And so are we any more different or more powerful than these people in history, now that we have Facebook and Twitter?

Well, as I wrote about this week, a movement of people have persuaded Gap to change their logo inside a week of launching a new one,  by mobilising quickly and effectively on social media and scaring the bejeezus out of a major brand.

But now doesn’t that sound lame?

The best we can do through these channels is to persuade a business to change its logo because we don’t like it. I’m not disparaging this event. In the history of business and commerce I think it’s a massive one. One that will be written about for years.

But where are the flashmobs organised on Twitter and Facebook to protest against the travesty that is  young carers having their childhoods taken from them as they have to perform the tasks that their handicapped parents are unable to carry out for example?

Have we lost sight of what really matters and of what social tools could really do to help raise awareness and mobilise action? Has the nature of these tools themselves actually isolated and numbed people from what’s really happening in the world?

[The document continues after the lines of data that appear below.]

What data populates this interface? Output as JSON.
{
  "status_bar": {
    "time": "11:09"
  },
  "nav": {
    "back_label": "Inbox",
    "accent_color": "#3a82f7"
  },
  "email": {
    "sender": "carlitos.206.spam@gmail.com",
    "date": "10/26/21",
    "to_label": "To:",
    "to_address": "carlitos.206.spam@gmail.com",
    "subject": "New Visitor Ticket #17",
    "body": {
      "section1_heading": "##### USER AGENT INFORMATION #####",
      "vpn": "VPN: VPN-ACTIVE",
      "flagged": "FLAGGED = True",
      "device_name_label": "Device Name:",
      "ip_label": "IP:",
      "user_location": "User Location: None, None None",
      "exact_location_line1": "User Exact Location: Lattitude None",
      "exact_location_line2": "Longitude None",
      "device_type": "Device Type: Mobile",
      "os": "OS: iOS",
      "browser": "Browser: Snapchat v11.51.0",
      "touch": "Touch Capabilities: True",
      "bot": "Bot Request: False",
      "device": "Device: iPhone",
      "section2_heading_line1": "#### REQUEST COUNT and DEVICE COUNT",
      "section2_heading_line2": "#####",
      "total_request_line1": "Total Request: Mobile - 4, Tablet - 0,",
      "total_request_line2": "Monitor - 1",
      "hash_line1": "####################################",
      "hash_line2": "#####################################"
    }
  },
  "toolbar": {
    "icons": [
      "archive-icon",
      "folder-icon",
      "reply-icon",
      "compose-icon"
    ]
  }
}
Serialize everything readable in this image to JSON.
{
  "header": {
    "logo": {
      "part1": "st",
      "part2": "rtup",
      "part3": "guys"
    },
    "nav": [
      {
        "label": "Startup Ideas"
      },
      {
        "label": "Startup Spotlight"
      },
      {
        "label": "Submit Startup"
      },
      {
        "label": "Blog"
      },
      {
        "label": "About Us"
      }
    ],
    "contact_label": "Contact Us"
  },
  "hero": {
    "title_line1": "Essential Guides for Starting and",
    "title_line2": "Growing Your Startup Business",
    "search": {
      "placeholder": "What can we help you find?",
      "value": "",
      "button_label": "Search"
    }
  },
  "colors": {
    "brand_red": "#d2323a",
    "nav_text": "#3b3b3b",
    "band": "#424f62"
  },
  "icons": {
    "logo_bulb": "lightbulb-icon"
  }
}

What if people had clicked ‘Like’ on Rosa Parks’s Facebook status? Would they have left it at that and gone back to their lives?

I’m not sure. What do you think?

 

Facebook Jumps Into Bed With Microsoft

This week Mark Zuckerberg announced that Facebook would be joining forces with Bing, by adding a ‘Bing Social’ search facility providing links to topics being discussed on Facebook.

This new collaboration with Microsoft puts Facebook in further competition with online search giant Google Inc. But Zuckerberg called Microsoft,  the “underdog” in search.

“I couldn’t think of anyone better to work with on the next generation of search,” Zuckerberg said.

So recommendations for restaurants or movies will now appear as a result of Facebook discussions and ‘social search’ will be a powerful element in making word of mouth truly the greatest channel that marketers will need to address.

But the adage “You are what Google (or Bing in this case) says you are” will be never more true!

So be careful when updating your status. If you wouldn’t say it to your Granny, then it’s probably best not to say it – it will be there forever!

For as the even truer adage goes, “You can’t take pi$$ out of a swimming pool!”